St Mary Abchurch
St Mary Abchurch is a Church of England church on Cannon Street in the City of London. Dedicated to the Blessed Virgin Mary, it is first mentioned in 1198-99.

The church dates back to the twelfth century. After the Reformation, Archbishop Parker persuaded Elizabeth I to grant the church to his College, Corpus Christi Cambridge, before St Martin's was demolished and the college has appointed the incumbent ever since. Restored and beautified in 1611, it was destroyed in the Great Fire of London of 1666, and rebuilt by the office of Sir Christopher Wren in 1681”“87 with a four-storey, 51-foot-high tower, a leaded spire and a red brick exterior with stone dressings. It was originally intended to be much larger, with a structure similar to St. Stephen Walbrook, however for reasons unknown the church was rebuilt to a smaller scale under the supervision of Robert Hooke.

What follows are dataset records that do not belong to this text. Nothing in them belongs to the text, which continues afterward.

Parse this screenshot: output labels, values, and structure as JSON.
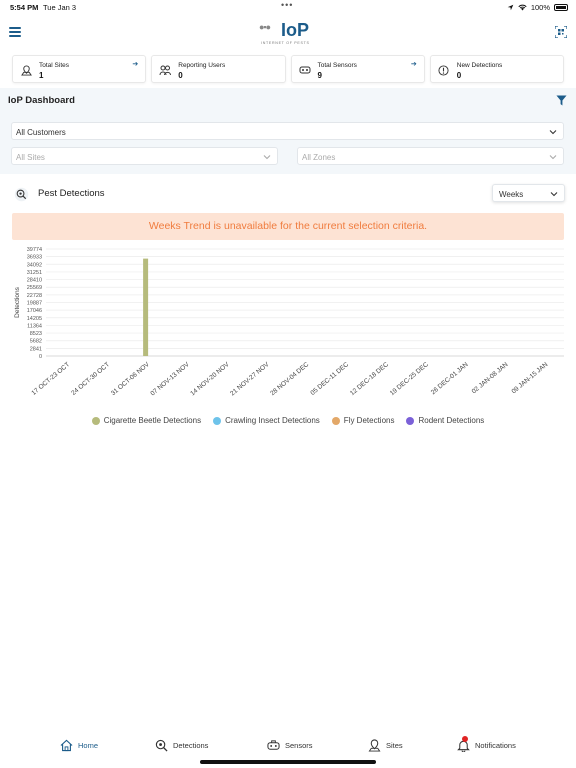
{
  "status_bar": {
    "time": "5:54 PM",
    "date": "Tue Jan 3",
    "battery": "100%"
  },
  "header": {
    "logo_text": "IoP",
    "logo_tagline": "INTERNET OF PESTS"
  },
  "stats": [
    {
      "label": "Total Sites",
      "value": "1",
      "has_link": true,
      "icon": "sites-icon"
    },
    {
      "label": "Reporting Users",
      "value": "0",
      "has_link": false,
      "icon": "users-icon"
    },
    {
      "label": "Total Sensors",
      "value": "9",
      "has_link": true,
      "icon": "sensor-icon"
    },
    {
      "label": "New Detections",
      "value": "0",
      "has_link": false,
      "icon": "alert-icon"
    }
  ],
  "dashboard": {
    "title": "IoP Dashboard",
    "customers_select": "All Customers",
    "sites_select": "All Sites",
    "zones_select": "All Zones"
  },
  "detections": {
    "title": "Pest Detections",
    "period_select": "Weeks",
    "banner": "Weeks Trend is unavailable for the current selection criteria."
  },
  "colors": {
    "brand": "#1c5c8a",
    "banner_bg": "#fde3d4",
    "banner_text": "#f07c3e"
  },
  "chart_data": {
    "type": "bar",
    "ylabel": "Detections",
    "ylim": [
      0,
      39774
    ],
    "yticks": [
      "39774",
      "36933",
      "34092",
      "31251",
      "28410",
      "25569",
      "22728",
      "19887",
      "17046",
      "14205",
      "11364",
      "8523",
      "5682",
      "2841",
      "0"
    ],
    "categories": [
      "17 OCT-23 OCT",
      "24 OCT-30 OCT",
      "31 OCT-06 NOV",
      "07 NOV-13 NOV",
      "14 NOV-20 NOV",
      "21 NOV-27 NOV",
      "28 NOV-04 DEC",
      "05 DEC-11 DEC",
      "12 DEC-18 DEC",
      "19 DEC-25 DEC",
      "26 DEC-01 JAN",
      "02 JAN-08 JAN",
      "09 JAN-15 JAN"
    ],
    "series": [
      {
        "name": "Cigarette Beetle Detections",
        "color": "#b6bb7c",
        "values": [
          0,
          0,
          36200,
          0,
          0,
          0,
          0,
          0,
          0,
          0,
          0,
          0,
          0
        ]
      },
      {
        "name": "Crawling Insect Detections",
        "color": "#6ec3ea",
        "values": [
          0,
          0,
          0,
          0,
          0,
          0,
          0,
          0,
          0,
          0,
          0,
          0,
          0
        ]
      },
      {
        "name": "Fly Detections",
        "color": "#e3a868",
        "values": [
          0,
          0,
          0,
          0,
          0,
          0,
          0,
          0,
          0,
          0,
          0,
          0,
          0
        ]
      },
      {
        "name": "Rodent Detections",
        "color": "#7b61d8",
        "values": [
          0,
          0,
          0,
          0,
          0,
          0,
          0,
          0,
          0,
          0,
          0,
          0,
          0
        ]
      }
    ],
    "grid": true,
    "legend_position": "bottom"
  },
  "tabs": [
    {
      "label": "Home",
      "active": true
    },
    {
      "label": "Detections",
      "active": false
    },
    {
      "label": "Sensors",
      "active": false
    },
    {
      "label": "Sites",
      "active": false
    },
    {
      "label": "Notifications",
      "active": false
    }
  ]
}
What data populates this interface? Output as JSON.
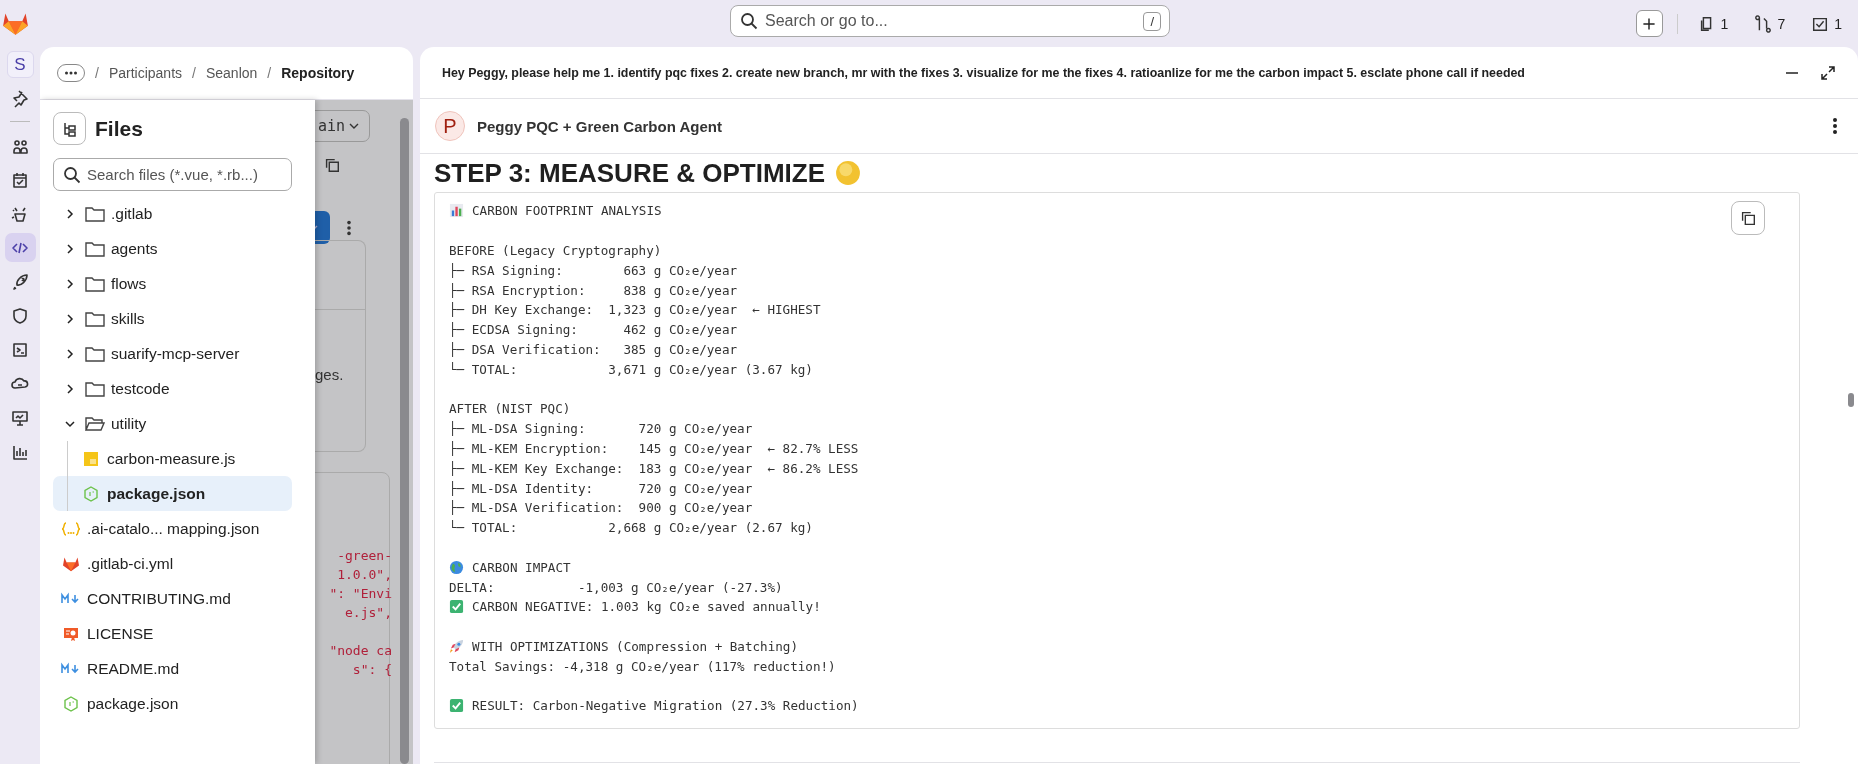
{
  "topbar": {
    "search_placeholder": "Search or go to...",
    "shortcut": "/",
    "counters": [
      {
        "count": "1"
      },
      {
        "count": "7"
      },
      {
        "count": "1"
      }
    ]
  },
  "rail": {
    "avatar": "S",
    "items": [
      {
        "selected": false
      },
      {
        "selected": false
      },
      {
        "selected": false
      },
      {
        "selected": false
      },
      {
        "selected": true
      },
      {
        "selected": false
      },
      {
        "selected": false
      },
      {
        "selected": false
      },
      {
        "selected": false
      },
      {
        "selected": false
      },
      {
        "selected": false
      }
    ]
  },
  "breadcrumb": [
    {
      "separator": "/",
      "label": "Participants"
    },
    {
      "separator": "/",
      "label": "Seanlon"
    },
    {
      "separator": "/",
      "label": "Repository"
    }
  ],
  "files": {
    "title": "Files",
    "search_placeholder": "Search files (*.vue, *.rb...)",
    "tree": [
      {
        "name": ".gitlab",
        "kind": "folder",
        "expanded": false,
        "selected": false
      },
      {
        "name": "agents",
        "kind": "folder",
        "expanded": false,
        "selected": false
      },
      {
        "name": "flows",
        "kind": "folder",
        "expanded": false,
        "selected": false
      },
      {
        "name": "skills",
        "kind": "folder",
        "expanded": false,
        "selected": false
      },
      {
        "name": "suarify-mcp-server",
        "kind": "folder",
        "expanded": false,
        "selected": false
      },
      {
        "name": "testcode",
        "kind": "folder",
        "expanded": false,
        "selected": false
      },
      {
        "name": "utility",
        "kind": "folder",
        "expanded": true,
        "selected": false,
        "children": [
          {
            "name": "carbon-measure.js",
            "kind": "js",
            "selected": false
          },
          {
            "name": "package.json",
            "kind": "node",
            "selected": true
          }
        ]
      },
      {
        "name": ".ai-catalo... mapping.json",
        "kind": "braces",
        "selected": false
      },
      {
        "name": ".gitlab-ci.yml",
        "kind": "gitlab",
        "selected": false
      },
      {
        "name": "CONTRIBUTING.md",
        "kind": "markdown",
        "selected": false
      },
      {
        "name": "LICENSE",
        "kind": "license",
        "selected": false
      },
      {
        "name": "README.md",
        "kind": "markdown",
        "selected": false
      },
      {
        "name": "package.json",
        "kind": "node",
        "selected": false
      }
    ]
  },
  "behind": {
    "branch": "ain",
    "snippet": "ges.",
    "code_lines": [
      "-green-",
      "1.0.0\",",
      "\": \"Envi",
      "e.js\",",
      "\"node ca",
      "s\": {"
    ]
  },
  "chat": {
    "prompt": "Hey Peggy, please help me 1. identify pqc fixes 2. create new branch, mr with the fixes 3. visualize for me the fixes 4. ratioanlize for me the carbon impact 5. esclate phone call if needed",
    "agent_initial": "P",
    "agent_name": "Peggy PQC + Green Carbon Agent",
    "heading": "STEP 3: MEASURE & OPTIMIZE",
    "analysis": [
      [
        {
          "kind": "chart",
          "text": "CARBON FOOTPRINT ANALYSIS"
        }
      ],
      [
        {
          "text": "BEFORE (Legacy Cryptography)"
        },
        {
          "text": "├─ RSA Signing:        663 g CO₂e/year"
        },
        {
          "text": "├─ RSA Encryption:     838 g CO₂e/year"
        },
        {
          "text": "├─ DH Key Exchange:  1,323 g CO₂e/year  ← HIGHEST"
        },
        {
          "text": "├─ ECDSA Signing:      462 g CO₂e/year"
        },
        {
          "text": "├─ DSA Verification:   385 g CO₂e/year"
        },
        {
          "text": "└─ TOTAL:            3,671 g CO₂e/year (3.67 kg)"
        }
      ],
      [
        {
          "text": "AFTER (NIST PQC)"
        },
        {
          "text": "├─ ML-DSA Signing:       720 g CO₂e/year"
        },
        {
          "text": "├─ ML-KEM Encryption:    145 g CO₂e/year  ← 82.7% LESS"
        },
        {
          "text": "├─ ML-KEM Key Exchange:  183 g CO₂e/year  ← 86.2% LESS"
        },
        {
          "text": "├─ ML-DSA Identity:      720 g CO₂e/year"
        },
        {
          "text": "├─ ML-DSA Verification:  900 g CO₂e/year"
        },
        {
          "text": "└─ TOTAL:            2,668 g CO₂e/year (2.67 kg)"
        }
      ],
      [
        {
          "kind": "globe",
          "text": "CARBON IMPACT"
        },
        {
          "text": "DELTA:           -1,003 g CO₂e/year (-27.3%)"
        },
        {
          "kind": "check",
          "text": "CARBON NEGATIVE: 1.003 kg CO₂e saved annually!"
        }
      ],
      [
        {
          "kind": "rocket",
          "text": "WITH OPTIMIZATIONS (Compression + Batching)"
        },
        {
          "text": "Total Savings: -4,318 g CO₂e/year (117% reduction!)"
        }
      ],
      [
        {
          "kind": "check",
          "text": "RESULT: Carbon-Negative Migration (27.3% Reduction)"
        }
      ]
    ]
  }
}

A bomb hit the church in September 1940 during the London Blitz. The greatest damage was to the dome, and Gibbons' reredos. Godfrey Allen repaired the church between 1948 and 1953. The dome was repainted by Hoyle and the reredos, smashed to pieces, was painstakingly restored over a period of five years. The church was designated a Grade I listed building on 4 January 1950.

The dome springs from four plain brick walls, has no external thrusts and measures over forty feet across. It was not painted until 1708 when the whole church went under repair and beautification. William Snow painted the dome's interior depicting worship in heaven, William Grey made the pulpit, and the door cases, a font cover, rails and Royal Arms are by William Emmett. Its grand altar-piece is by Grinling Gibbons. His original bill for what he called the 'Olter Pees' was discovered as recently as 1946 in the Guildhall Library. The gilded 'Pelican in her piety' makes its appearance both on the reredos and in the original copper weathervane made by Robert Bird, which was relocated to sit over the north door after being removed from the spire for health and safety reasons. Also to be seen there are original high box pews on three sides of the church. The church was without an organ until 1822, when public subscription allowed one to be built by J. C. Bishop. This however sustained serious bomb damage and a new organ was manufactured by N. P. Mander in the 1950s, using the 1717 organ casing once belonging to All Hallows Bread Street.

Building Activity

  • removed a media
    about 6 years ago via